TASK BRIEF.
For each line below that contains the word "新建文件夹", make a copy.

THE RECORDS.

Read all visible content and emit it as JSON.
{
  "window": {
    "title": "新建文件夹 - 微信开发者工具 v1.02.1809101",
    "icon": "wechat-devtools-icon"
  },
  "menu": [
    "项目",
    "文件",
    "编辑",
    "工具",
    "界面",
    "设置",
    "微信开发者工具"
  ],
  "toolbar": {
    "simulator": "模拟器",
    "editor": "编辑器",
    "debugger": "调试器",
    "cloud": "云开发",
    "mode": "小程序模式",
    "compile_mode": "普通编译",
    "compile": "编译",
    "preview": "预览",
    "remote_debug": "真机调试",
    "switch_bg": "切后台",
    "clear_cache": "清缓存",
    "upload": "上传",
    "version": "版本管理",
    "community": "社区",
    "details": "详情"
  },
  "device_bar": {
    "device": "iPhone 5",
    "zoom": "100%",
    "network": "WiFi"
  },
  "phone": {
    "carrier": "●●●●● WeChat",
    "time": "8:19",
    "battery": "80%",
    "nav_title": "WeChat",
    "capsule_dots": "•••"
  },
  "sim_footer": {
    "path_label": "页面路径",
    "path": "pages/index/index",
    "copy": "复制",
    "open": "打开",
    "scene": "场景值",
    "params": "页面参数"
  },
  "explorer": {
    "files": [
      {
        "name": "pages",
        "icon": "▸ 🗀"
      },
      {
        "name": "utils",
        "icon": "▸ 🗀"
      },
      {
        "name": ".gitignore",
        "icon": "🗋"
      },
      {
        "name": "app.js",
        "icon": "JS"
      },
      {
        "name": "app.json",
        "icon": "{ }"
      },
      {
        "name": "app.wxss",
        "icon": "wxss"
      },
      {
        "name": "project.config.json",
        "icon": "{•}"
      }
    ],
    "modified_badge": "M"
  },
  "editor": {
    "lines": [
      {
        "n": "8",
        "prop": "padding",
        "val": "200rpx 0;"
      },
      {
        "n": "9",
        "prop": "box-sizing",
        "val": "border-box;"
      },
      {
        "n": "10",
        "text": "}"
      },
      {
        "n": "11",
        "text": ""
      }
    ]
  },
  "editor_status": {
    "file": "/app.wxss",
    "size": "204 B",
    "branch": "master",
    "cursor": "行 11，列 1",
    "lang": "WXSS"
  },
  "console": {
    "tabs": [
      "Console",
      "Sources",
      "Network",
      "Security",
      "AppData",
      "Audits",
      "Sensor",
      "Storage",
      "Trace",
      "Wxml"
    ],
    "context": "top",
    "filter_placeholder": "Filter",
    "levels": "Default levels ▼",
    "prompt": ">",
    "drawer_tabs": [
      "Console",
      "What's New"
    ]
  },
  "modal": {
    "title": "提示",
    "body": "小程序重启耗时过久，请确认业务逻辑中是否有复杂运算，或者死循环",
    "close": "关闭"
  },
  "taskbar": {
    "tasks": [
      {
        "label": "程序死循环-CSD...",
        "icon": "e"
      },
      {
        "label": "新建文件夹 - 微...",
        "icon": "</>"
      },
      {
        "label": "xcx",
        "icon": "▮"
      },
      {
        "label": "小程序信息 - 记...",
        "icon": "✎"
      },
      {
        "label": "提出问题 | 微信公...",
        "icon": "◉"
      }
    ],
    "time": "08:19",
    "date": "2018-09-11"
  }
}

EXERCISE RESULT.
    "title": "新建文件夹 - 微信开发者工具 v1.02.1809101",
        "label": "新建文件夹 - 微...",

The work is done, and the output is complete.